|US20100325823 *||Jul 7, 2010||Dec 30, 2010||Gerhard Kressner||Electric Toothbrush and Toothbrush Head Therefor|
|U.S. Classification||15/22.2, 15/22.1, 15/22.4|
|International Classification||A61C17/32, A61C17/34, A61C17/22|
|Cooperative Classification||A61C17/32, A61C17/3463, A61C17/349, A61C17/3454|
|European Classification||A61C17/34A5, A61C17/34A6, A61C17/34B|

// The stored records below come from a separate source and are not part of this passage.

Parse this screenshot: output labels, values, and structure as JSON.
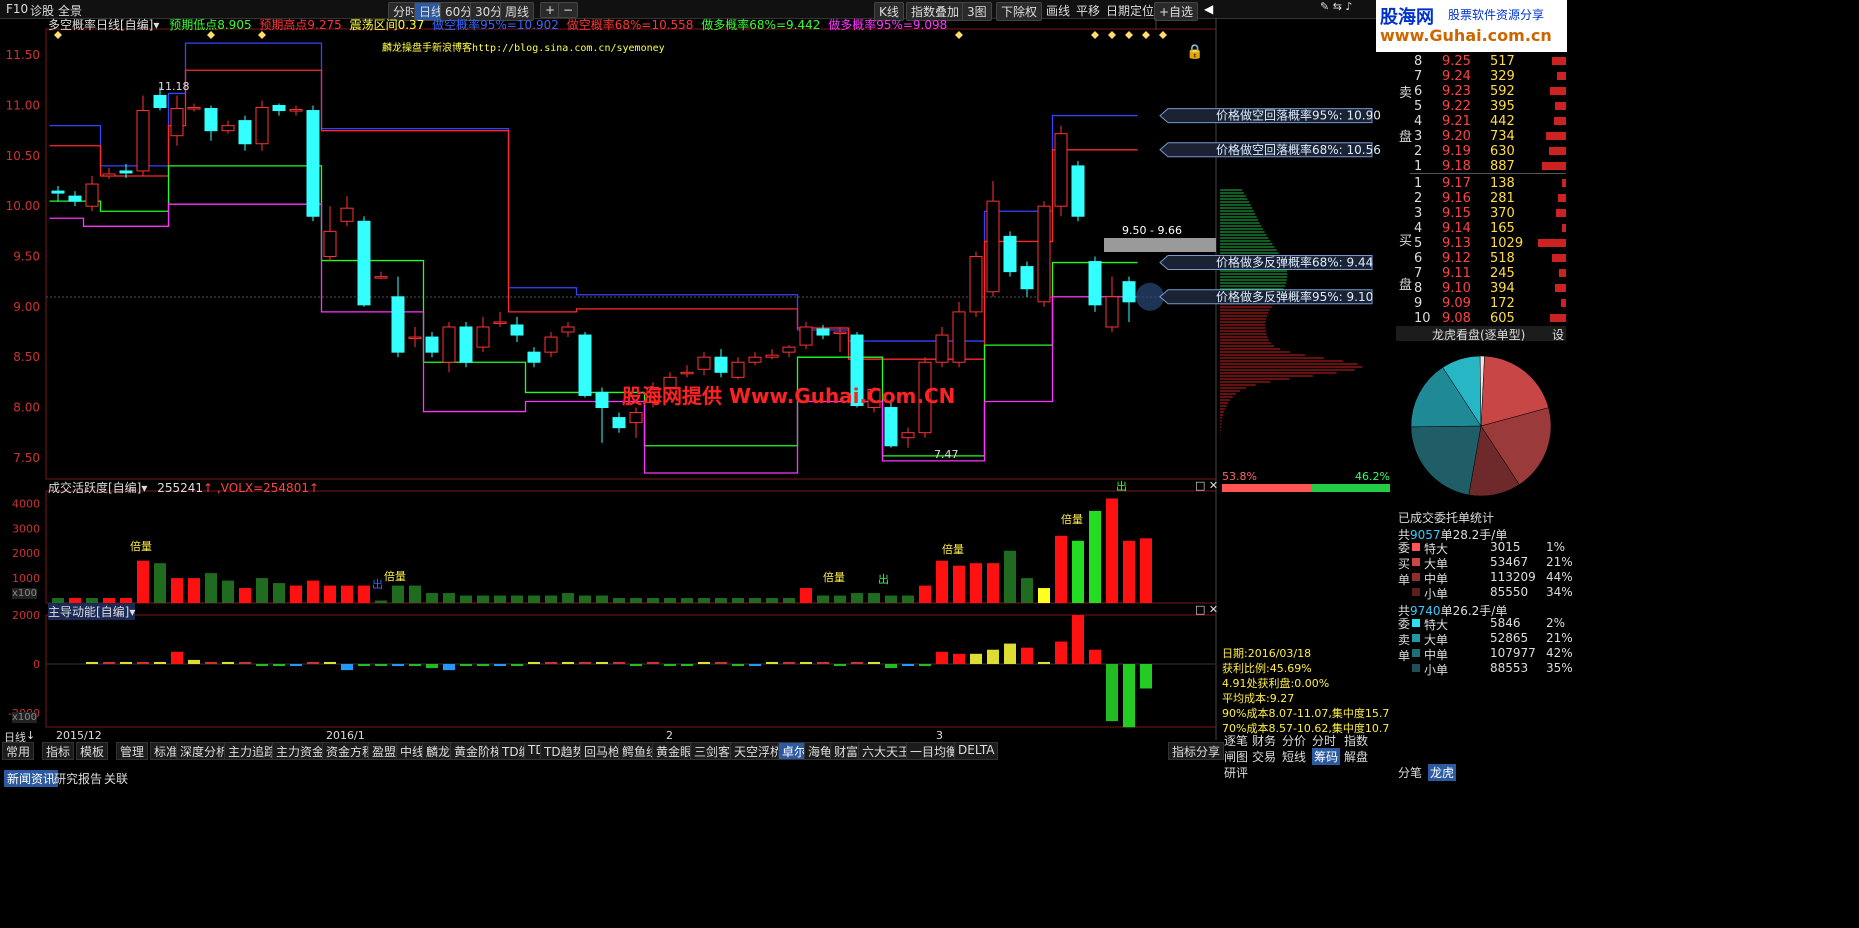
{
  "topbar": {
    "app_items": [
      "F10",
      "诊股",
      "全景"
    ],
    "period_buttons": [
      "分时",
      "日线",
      "60分",
      "30分",
      "周线"
    ],
    "active_period": "日线",
    "right_menu": [
      "K线",
      "指数叠加",
      "3图",
      "下除权",
      "画线",
      "平移",
      "日期定位",
      "+自选"
    ]
  },
  "indicator_header": {
    "name": "多空概率日线[自编]",
    "items": [
      {
        "text": "预期低点8.905",
        "color": "#33ff33"
      },
      {
        "text": "预期高点9.275",
        "color": "#ff3333"
      },
      {
        "text": "震荡区间0.37",
        "color": "#ffff33"
      },
      {
        "text": "做空概率95%=10.902",
        "color": "#3366ff"
      },
      {
        "text": "做空概率68%=10.558",
        "color": "#ff3333"
      },
      {
        "text": "做多概率68%=9.442",
        "color": "#33ff33"
      },
      {
        "text": "做多概率95%=9.098",
        "color": "#ff33ff"
      }
    ]
  },
  "blog_text": "麟龙操盘手新浪博客http://blog.sina.com.cn/syemoney",
  "watermark": "股海网提供 Www.Guhai.Com.CN",
  "logo": {
    "title": "股海网",
    "subtitle": "股票软件资源分享",
    "url": "www.Guhai.com.cn"
  },
  "price_labels": [
    {
      "text": "价格做空回落概率95%: 10.90",
      "value": 10.9
    },
    {
      "text": "价格做空回落概率68%: 10.56",
      "value": 10.56
    },
    {
      "text": "价格做多反弹概率68%: 9.44",
      "value": 9.44
    },
    {
      "text": "价格做多反弹概率95%: 9.10",
      "value": 9.1
    }
  ],
  "range_label": "9.50 - 9.66",
  "high_label": "11.18",
  "low_label": "7.47",
  "volume_header": {
    "name": "成交活跃度[自编]",
    "value": "255241",
    "volx": ",VOLX=254801"
  },
  "volume_tags": [
    "倍量",
    "倍量",
    "倍量",
    "倍量",
    "倍量",
    "出",
    "出",
    "出"
  ],
  "flow_header": {
    "name": "主导动能[自编]"
  },
  "x100": "x100",
  "date_axis": [
    "2015/12",
    "2016/1",
    "2",
    "3"
  ],
  "date_axis_label": "日线",
  "bottom_tabs": [
    "常用",
    "指标",
    "模板",
    "管理",
    "标准",
    "深度分析",
    "主力追踪",
    "主力资金",
    "资金方程",
    "盈盟",
    "中线",
    "麟龙",
    "黄金阶梯",
    "TD缠",
    "TD",
    "TD趋势",
    "回马枪",
    "鳄鱼线",
    "黄金眼",
    "三剑客",
    "天空浮桥",
    "卓尔",
    "海龟",
    "财富",
    "六大天王",
    "一目均衡",
    "DELTA"
  ],
  "active_bottom_tab": "卓尔",
  "right_bottom_tab": "指标分享",
  "news_tabs": [
    "新闻资讯",
    "研究报告",
    "关联"
  ],
  "orderbook": {
    "sell_label": "卖盘",
    "buy_label": "买盘",
    "sell": [
      {
        "lvl": "8",
        "price": "9.25",
        "vol": "517"
      },
      {
        "lvl": "7",
        "price": "9.24",
        "vol": "329"
      },
      {
        "lvl": "6",
        "price": "9.23",
        "vol": "592"
      },
      {
        "lvl": "5",
        "price": "9.22",
        "vol": "395"
      },
      {
        "lvl": "4",
        "price": "9.21",
        "vol": "442"
      },
      {
        "lvl": "3",
        "price": "9.20",
        "vol": "734"
      },
      {
        "lvl": "2",
        "price": "9.19",
        "vol": "630"
      },
      {
        "lvl": "1",
        "price": "9.18",
        "vol": "887"
      }
    ],
    "buy": [
      {
        "lvl": "1",
        "price": "9.17",
        "vol": "138"
      },
      {
        "lvl": "2",
        "price": "9.16",
        "vol": "281"
      },
      {
        "lvl": "3",
        "price": "9.15",
        "vol": "370"
      },
      {
        "lvl": "4",
        "price": "9.14",
        "vol": "165"
      },
      {
        "lvl": "5",
        "price": "9.13",
        "vol": "1029"
      },
      {
        "lvl": "6",
        "price": "9.12",
        "vol": "518"
      },
      {
        "lvl": "7",
        "price": "9.11",
        "vol": "245"
      },
      {
        "lvl": "8",
        "price": "9.10",
        "vol": "394"
      },
      {
        "lvl": "9",
        "price": "9.09",
        "vol": "172"
      },
      {
        "lvl": "10",
        "price": "9.08",
        "vol": "605"
      }
    ]
  },
  "dragon_panel": {
    "title": "龙虎看盘(逐单型)",
    "settings": "设"
  },
  "pie": [
    {
      "pct": 20,
      "color": "#c84646"
    },
    {
      "pct": 20,
      "color": "#9a3a3a"
    },
    {
      "pct": 12,
      "color": "#6e2a2a"
    },
    {
      "pct": 22,
      "color": "#1f5e66"
    },
    {
      "pct": 16,
      "color": "#1f8a95"
    },
    {
      "pct": 9,
      "color": "#27b6c4"
    },
    {
      "pct": 1,
      "color": "#e8e8e8"
    }
  ],
  "split_bar": {
    "left": "53.8%",
    "right": "46.2%",
    "left_frac": 0.538
  },
  "order_stats": {
    "title": "已成交委托单统计",
    "buy_label": "委买单",
    "sell_label": "委卖单",
    "buy_summary": [
      "共",
      "9057",
      "单",
      "28.2手/单"
    ],
    "sell_summary": [
      "共",
      "9740",
      "单",
      "26.2手/单"
    ],
    "buy_rows": [
      {
        "name": "特大",
        "vol": "3015",
        "pct": "1%",
        "color": "#ff5555"
      },
      {
        "name": "大单",
        "vol": "53467",
        "pct": "21%",
        "color": "#c84646"
      },
      {
        "name": "中单",
        "vol": "113209",
        "pct": "44%",
        "color": "#8a3030"
      },
      {
        "name": "小单",
        "vol": "85550",
        "pct": "34%",
        "color": "#5a2020"
      }
    ],
    "sell_rows": [
      {
        "name": "特大",
        "vol": "5846",
        "pct": "2%",
        "color": "#27e0f0"
      },
      {
        "name": "大单",
        "vol": "52865",
        "pct": "21%",
        "color": "#1f9aa5"
      },
      {
        "name": "中单",
        "vol": "107977",
        "pct": "42%",
        "color": "#1f6e76"
      },
      {
        "name": "小单",
        "vol": "88553",
        "pct": "35%",
        "color": "#1f4e56"
      }
    ]
  },
  "chip_info": [
    "日期:2016/03/18",
    "获利比例:45.69%",
    "4.91处获利盘:0.00%",
    "平均成本:9.27",
    "90%成本8.07-11.07,集中度15.7",
    "70%成本8.57-10.62,集中度10.7"
  ],
  "right_tabs_row1": [
    "逐笔",
    "财务",
    "分价",
    "分时",
    "指数"
  ],
  "right_tabs_row2": [
    "闸图",
    "交易",
    "短线",
    "筹码",
    "解盘"
  ],
  "active_right_tab": "筹码",
  "right_tabs_row3": [
    "研评"
  ],
  "bottom_right_tabs": [
    "分笔",
    "龙虎"
  ],
  "active_bottom_right": "龙虎",
  "chart_data": {
    "type": "candlestick",
    "y_ticks": [
      11.5,
      11.0,
      10.5,
      10.0,
      9.5,
      9.0,
      8.5,
      8.0,
      7.5
    ],
    "ylim": [
      7.3,
      11.75
    ],
    "candles": [
      [
        10.15,
        10.13,
        10.2,
        10.05
      ],
      [
        10.1,
        10.05,
        10.15,
        10.0
      ],
      [
        10.0,
        10.22,
        10.3,
        9.95
      ],
      [
        10.3,
        10.32,
        10.38,
        10.27
      ],
      [
        10.35,
        10.33,
        10.42,
        10.28
      ],
      [
        10.35,
        10.95,
        11.1,
        10.3
      ],
      [
        11.1,
        10.98,
        11.18,
        10.95
      ],
      [
        10.7,
        10.97,
        11.1,
        10.6
      ],
      [
        10.98,
        10.98,
        11.02,
        10.94
      ],
      [
        10.97,
        10.75,
        11.0,
        10.65
      ],
      [
        10.75,
        10.8,
        10.85,
        10.72
      ],
      [
        10.85,
        10.62,
        10.9,
        10.55
      ],
      [
        10.62,
        10.98,
        11.05,
        10.55
      ],
      [
        11.0,
        10.95,
        11.02,
        10.9
      ],
      [
        10.95,
        10.96,
        11.0,
        10.9
      ],
      [
        10.95,
        9.9,
        11.0,
        9.85
      ],
      [
        9.5,
        9.75,
        10.0,
        9.45
      ],
      [
        9.85,
        9.98,
        10.1,
        9.8
      ],
      [
        9.85,
        9.02,
        9.9,
        9.0
      ],
      [
        9.3,
        9.3,
        9.35,
        9.28
      ],
      [
        9.1,
        8.55,
        9.3,
        8.5
      ],
      [
        8.7,
        8.7,
        8.8,
        8.6
      ],
      [
        8.7,
        8.55,
        8.75,
        8.5
      ],
      [
        8.45,
        8.8,
        8.85,
        8.35
      ],
      [
        8.8,
        8.45,
        8.85,
        8.4
      ],
      [
        8.6,
        8.8,
        8.9,
        8.55
      ],
      [
        8.85,
        8.85,
        8.95,
        8.8
      ],
      [
        8.82,
        8.72,
        8.9,
        8.65
      ],
      [
        8.55,
        8.45,
        8.6,
        8.4
      ],
      [
        8.55,
        8.7,
        8.75,
        8.5
      ],
      [
        8.75,
        8.8,
        8.85,
        8.7
      ],
      [
        8.72,
        8.12,
        8.75,
        8.1
      ],
      [
        8.15,
        8.0,
        8.2,
        7.65
      ],
      [
        7.9,
        7.8,
        7.95,
        7.75
      ],
      [
        7.85,
        7.95,
        8.0,
        7.7
      ],
      [
        8.05,
        8.2,
        8.25,
        8.0
      ],
      [
        8.2,
        8.3,
        8.35,
        8.15
      ],
      [
        8.35,
        8.35,
        8.42,
        8.3
      ],
      [
        8.38,
        8.5,
        8.55,
        8.32
      ],
      [
        8.5,
        8.35,
        8.58,
        8.3
      ],
      [
        8.3,
        8.45,
        8.5,
        8.28
      ],
      [
        8.45,
        8.5,
        8.55,
        8.42
      ],
      [
        8.5,
        8.52,
        8.58,
        8.48
      ],
      [
        8.55,
        8.6,
        8.62,
        8.5
      ],
      [
        8.62,
        8.8,
        8.85,
        8.58
      ],
      [
        8.78,
        8.72,
        8.82,
        8.68
      ],
      [
        8.75,
        8.75,
        8.8,
        8.55
      ],
      [
        8.72,
        8.02,
        8.75,
        8.0
      ],
      [
        8.0,
        8.18,
        8.2,
        7.95
      ],
      [
        8.0,
        7.62,
        8.05,
        7.6
      ],
      [
        7.7,
        7.75,
        7.8,
        7.6
      ],
      [
        7.75,
        8.45,
        8.5,
        7.7
      ],
      [
        8.45,
        8.72,
        8.8,
        8.4
      ],
      [
        8.45,
        8.95,
        9.05,
        8.4
      ],
      [
        8.95,
        9.5,
        9.55,
        8.9
      ],
      [
        9.15,
        10.05,
        10.25,
        9.1
      ],
      [
        9.7,
        9.35,
        9.75,
        9.3
      ],
      [
        9.4,
        9.18,
        9.45,
        9.1
      ],
      [
        9.05,
        10.0,
        10.05,
        9.0
      ],
      [
        10.0,
        10.72,
        10.8,
        9.9
      ],
      [
        10.4,
        9.9,
        10.45,
        9.85
      ],
      [
        9.45,
        9.02,
        9.5,
        8.95
      ],
      [
        8.8,
        9.1,
        9.3,
        8.75
      ],
      [
        9.25,
        9.05,
        9.3,
        8.85
      ]
    ],
    "band_short95": [
      10.8,
      10.8,
      10.8,
      10.4,
      10.4,
      10.4,
      10.4,
      11.12,
      11.62,
      11.62,
      11.62,
      11.62,
      11.62,
      11.62,
      11.62,
      11.62,
      10.77,
      10.77,
      10.77,
      10.77,
      10.77,
      10.77,
      10.77,
      10.77,
      10.77,
      10.77,
      10.77,
      9.19,
      9.19,
      9.19,
      9.19,
      9.12,
      9.12,
      9.12,
      9.12,
      9.12,
      9.12,
      9.12,
      9.12,
      9.12,
      9.12,
      9.12,
      9.12,
      9.12,
      8.77,
      8.77,
      8.77,
      8.66,
      8.66,
      8.66,
      8.66,
      8.66,
      8.66,
      8.66,
      8.66,
      9.95,
      9.95,
      9.95,
      9.95,
      10.9,
      10.9,
      10.9,
      10.9,
      10.9
    ],
    "band_short68": [
      10.6,
      10.6,
      10.6,
      10.3,
      10.3,
      10.3,
      10.3,
      10.8,
      11.35,
      11.35,
      11.35,
      11.35,
      11.35,
      11.35,
      11.35,
      11.35,
      10.75,
      10.75,
      10.75,
      10.75,
      10.75,
      10.75,
      10.75,
      10.75,
      10.75,
      10.75,
      10.75,
      8.95,
      8.95,
      8.95,
      8.95,
      8.98,
      8.98,
      8.98,
      8.98,
      8.98,
      8.98,
      8.98,
      8.98,
      8.98,
      8.98,
      8.98,
      8.98,
      8.98,
      8.79,
      8.79,
      8.79,
      8.48,
      8.48,
      8.48,
      8.48,
      8.48,
      8.48,
      8.48,
      8.48,
      9.65,
      9.65,
      9.65,
      9.65,
      10.56,
      10.56,
      10.56,
      10.56,
      10.56
    ],
    "band_long68": [
      10.05,
      10.05,
      10.05,
      9.95,
      9.95,
      9.95,
      9.95,
      10.4,
      10.4,
      10.4,
      10.4,
      10.4,
      10.4,
      10.4,
      10.4,
      10.4,
      9.46,
      9.46,
      9.46,
      9.46,
      9.46,
      9.46,
      8.45,
      8.45,
      8.45,
      8.45,
      8.45,
      8.45,
      8.15,
      8.15,
      8.15,
      8.15,
      8.15,
      8.15,
      8.15,
      7.62,
      7.62,
      7.62,
      7.62,
      7.62,
      7.62,
      7.62,
      7.62,
      7.62,
      8.5,
      8.5,
      8.5,
      8.5,
      8.5,
      7.52,
      7.52,
      7.52,
      7.52,
      7.52,
      7.52,
      8.62,
      8.62,
      8.62,
      8.62,
      9.44,
      9.44,
      9.44,
      9.44,
      9.44
    ],
    "band_long95": [
      9.88,
      9.88,
      9.8,
      9.8,
      9.8,
      9.8,
      9.8,
      10.02,
      10.02,
      10.02,
      10.02,
      10.02,
      10.02,
      10.02,
      10.02,
      10.02,
      8.95,
      8.95,
      8.95,
      8.95,
      8.95,
      8.95,
      7.96,
      7.96,
      7.96,
      7.96,
      7.96,
      7.96,
      8.06,
      8.06,
      8.06,
      8.06,
      8.06,
      8.06,
      8.06,
      7.35,
      7.35,
      7.35,
      7.35,
      7.35,
      7.35,
      7.35,
      7.35,
      7.35,
      8.06,
      8.06,
      8.06,
      8.06,
      8.06,
      7.47,
      7.47,
      7.47,
      7.47,
      7.47,
      7.47,
      8.06,
      8.06,
      8.06,
      8.06,
      9.1,
      9.1,
      9.1,
      9.1,
      9.1
    ],
    "volume": [
      2,
      2,
      2,
      2,
      2,
      17,
      16,
      10,
      10,
      12,
      9,
      6,
      10,
      8,
      7,
      9,
      7,
      7,
      7,
      1,
      7,
      7,
      4,
      4,
      3,
      3,
      3,
      3,
      3,
      3,
      4,
      3,
      3,
      2,
      2,
      2,
      2,
      2,
      2,
      2,
      2,
      2,
      2,
      2,
      6,
      3,
      3,
      4,
      4,
      3,
      3,
      7,
      17,
      15,
      16,
      16,
      21,
      10,
      6,
      27,
      25,
      37,
      42,
      25,
      26
    ],
    "volume_colors": [
      "g",
      "r",
      "g",
      "r",
      "r",
      "r",
      "g",
      "r",
      "r",
      "g",
      "g",
      "r",
      "g",
      "g",
      "r",
      "r",
      "r",
      "r",
      "r",
      "g",
      "g",
      "g",
      "g",
      "g",
      "g",
      "g",
      "g",
      "g",
      "g",
      "g",
      "g",
      "g",
      "g",
      "g",
      "g",
      "g",
      "g",
      "g",
      "g",
      "g",
      "g",
      "g",
      "g",
      "g",
      "r",
      "g",
      "g",
      "g",
      "g",
      "g",
      "g",
      "r",
      "r",
      "r",
      "r",
      "r",
      "g",
      "g",
      "y",
      "r",
      "G",
      "G",
      "r",
      "r",
      "r"
    ],
    "flow": [
      1,
      1,
      1,
      1,
      1,
      6,
      2,
      1,
      1,
      1,
      -1,
      -1,
      -1,
      1,
      1,
      -3,
      -1,
      -1,
      -1,
      -1,
      -2,
      -3,
      -1,
      -1,
      -1,
      -1,
      1,
      1,
      1,
      1,
      1,
      1,
      -1,
      1,
      -1,
      -1,
      1,
      1,
      -1,
      -1,
      1,
      1,
      1,
      1,
      -1,
      1,
      1,
      -2,
      -1,
      -1,
      6,
      5,
      5,
      7,
      10,
      8,
      1,
      11,
      24,
      7,
      -28,
      -31,
      -12
    ]
  }
}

|Aug 25, 2005||AS||Assignment|
Owner name: BRAUN GMBH, GERMANY
Free format text: ASSIGNMENT OF ASSIGNORS INTEREST;ASSIGNOR:KRESSNER, GERHARD;REEL/FRAME:016668/0896
Effective date: 20050720
|Jan 28, 2014||FPAY||Fee payment|
Year of fee payment: 4